__Action item__:
Omit every picture, then return each line of the data below exactly.

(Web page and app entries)
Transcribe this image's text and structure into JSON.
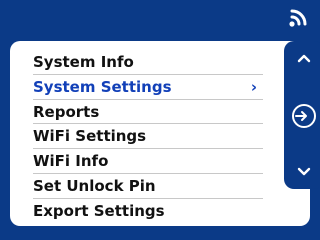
{
  "status_bar": {
    "signal_icon": "wifi-icon"
  },
  "menu": {
    "items": [
      {
        "label": "System Info"
      },
      {
        "label": "System Settings",
        "selected": true,
        "chevron": "›"
      },
      {
        "label": "Reports"
      },
      {
        "label": "WiFi Settings"
      },
      {
        "label": "WiFi Info"
      },
      {
        "label": "Set Unlock Pin"
      },
      {
        "label": "Export Settings"
      }
    ]
  },
  "side_controls": {
    "up_icon": "chevron-up-icon",
    "enter_icon": "enter-icon",
    "down_icon": "chevron-down-icon"
  },
  "colors": {
    "background": "#0b3a87",
    "panel": "#ffffff",
    "selected_text": "#1240b8",
    "text": "#111111"
  }
}
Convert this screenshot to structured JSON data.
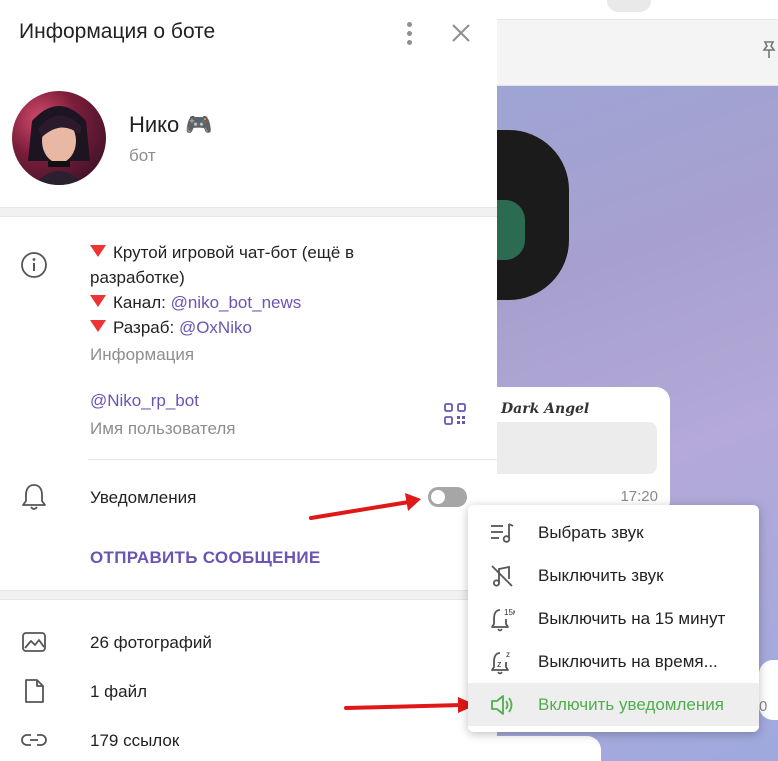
{
  "panel": {
    "title": "Информация о боте",
    "bot_name": "Нико 🎮",
    "bot_subtitle": "бот"
  },
  "description": {
    "lines": [
      {
        "text": "Крутой игровой чат-бот (ещё в разработке)",
        "link": ""
      },
      {
        "text": "Канал: ",
        "link": "@niko_bot_news"
      },
      {
        "text": "Разраб: ",
        "link": "@OxNiko"
      }
    ],
    "caption": "Информация"
  },
  "username": {
    "value": "@Niko_rp_bot",
    "caption": "Имя пользователя"
  },
  "notifications": {
    "label": "Уведомления",
    "enabled": false
  },
  "send_message_label": "ОТПРАВИТЬ СООБЩЕНИЕ",
  "media": [
    {
      "label": "26 фотографий",
      "icon": "photo-icon"
    },
    {
      "label": "1 файл",
      "icon": "file-icon"
    },
    {
      "label": "179 ссылок",
      "icon": "link-icon"
    }
  ],
  "chat": {
    "message_sender": "Dark Angel",
    "message_time": "17:20",
    "side_time_fragment": "0"
  },
  "menu": {
    "items": [
      {
        "label": "Выбрать звук",
        "icon": "sound-select-icon",
        "active": false
      },
      {
        "label": "Выключить звук",
        "icon": "mute-sound-icon",
        "active": false
      },
      {
        "label": "Выключить на 15 минут",
        "icon": "bell-15m-icon",
        "active": false
      },
      {
        "label": "Выключить на время...",
        "icon": "bell-snooze-icon",
        "active": false
      },
      {
        "label": "Включить уведомления",
        "icon": "speaker-on-icon",
        "active": true
      }
    ]
  },
  "colors": {
    "accent": "#6a55b5",
    "active_green": "#4fae4e",
    "arrow_red": "#e01818",
    "description_marker": "#e33333"
  }
}
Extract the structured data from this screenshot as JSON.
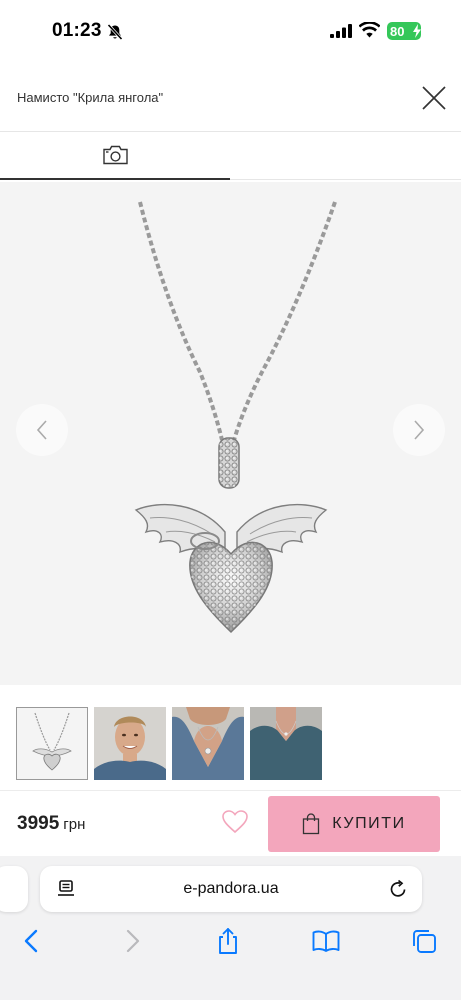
{
  "status_bar": {
    "time": "01:23",
    "battery": "80"
  },
  "modal": {
    "title": "Намисто \"Крила янгола\""
  },
  "product": {
    "price": "3995",
    "currency": "грн",
    "buy_label": "КУПИТИ"
  },
  "browser": {
    "url": "e-pandora.ua"
  },
  "colors": {
    "buy_button": "#f3a6bc",
    "wishlist": "#f3a6bc",
    "safari_blue": "#0a7aff",
    "battery": "#34c759"
  },
  "icons": [
    "bell-off-icon",
    "signal-icon",
    "wifi-icon",
    "battery-icon",
    "close-icon",
    "camera-icon",
    "chevron-left-icon",
    "chevron-right-icon",
    "heart-icon",
    "shopping-bag-icon",
    "reader-icon",
    "reload-icon",
    "back-icon",
    "forward-icon",
    "share-icon",
    "bookmarks-icon",
    "tabs-icon"
  ]
}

__Exercise result__:
Transcribe this image's text and structure into JSON.
{
  "status_bar": {
    "signal_icon": "wifi-icon"
  },
  "menu": {
    "items": [
      {
        "label": "System Info"
      },
      {
        "label": "System Settings",
        "selected": true,
        "chevron": "›"
      },
      {
        "label": "Reports"
      },
      {
        "label": "WiFi Settings"
      },
      {
        "label": "WiFi Info"
      },
      {
        "label": "Set Unlock Pin"
      },
      {
        "label": "Export Settings"
      }
    ]
  },
  "side_controls": {
    "up_icon": "chevron-up-icon",
    "enter_icon": "enter-icon",
    "down_icon": "chevron-down-icon"
  },
  "colors": {
    "background": "#0b3a87",
    "panel": "#ffffff",
    "selected_text": "#1240b8",
    "text": "#111111"
  }
}
Convert this screenshot to structured JSON data.
{
  "panel": {
    "title": "Информация о боте",
    "bot_name": "Нико 🎮",
    "bot_subtitle": "бот"
  },
  "description": {
    "lines": [
      {
        "text": "Крутой игровой чат-бот (ещё в разработке)",
        "link": ""
      },
      {
        "text": "Канал: ",
        "link": "@niko_bot_news"
      },
      {
        "text": "Разраб: ",
        "link": "@OxNiko"
      }
    ],
    "caption": "Информация"
  },
  "username": {
    "value": "@Niko_rp_bot",
    "caption": "Имя пользователя"
  },
  "notifications": {
    "label": "Уведомления",
    "enabled": false
  },
  "send_message_label": "ОТПРАВИТЬ СООБЩЕНИЕ",
  "media": [
    {
      "label": "26 фотографий",
      "icon": "photo-icon"
    },
    {
      "label": "1 файл",
      "icon": "file-icon"
    },
    {
      "label": "179 ссылок",
      "icon": "link-icon"
    }
  ],
  "chat": {
    "message_sender": "Dark Angel",
    "message_time": "17:20",
    "side_time_fragment": "0"
  },
  "menu": {
    "items": [
      {
        "label": "Выбрать звук",
        "icon": "sound-select-icon",
        "active": false
      },
      {
        "label": "Выключить звук",
        "icon": "mute-sound-icon",
        "active": false
      },
      {
        "label": "Выключить на 15 минут",
        "icon": "bell-15m-icon",
        "active": false
      },
      {
        "label": "Выключить на время...",
        "icon": "bell-snooze-icon",
        "active": false
      },
      {
        "label": "Включить уведомления",
        "icon": "speaker-on-icon",
        "active": true
      }
    ]
  },
  "colors": {
    "accent": "#6a55b5",
    "active_green": "#4fae4e",
    "arrow_red": "#e01818",
    "description_marker": "#e33333"
  }
}
Extract the structured data from this screenshot as JSON.
{
  "status_bar": {
    "time": "01:23",
    "battery": "80"
  },
  "modal": {
    "title": "Намисто \"Крила янгола\""
  },
  "product": {
    "price": "3995",
    "currency": "грн",
    "buy_label": "КУПИТИ"
  },
  "browser": {
    "url": "e-pandora.ua"
  },
  "colors": {
    "buy_button": "#f3a6bc",
    "wishlist": "#f3a6bc",
    "safari_blue": "#0a7aff",
    "battery": "#34c759"
  },
  "icons": [
    "bell-off-icon",
    "signal-icon",
    "wifi-icon",
    "battery-icon",
    "close-icon",
    "camera-icon",
    "chevron-left-icon",
    "chevron-right-icon",
    "heart-icon",
    "shopping-bag-icon",
    "reader-icon",
    "reload-icon",
    "back-icon",
    "forward-icon",
    "share-icon",
    "bookmarks-icon",
    "tabs-icon"
  ]
}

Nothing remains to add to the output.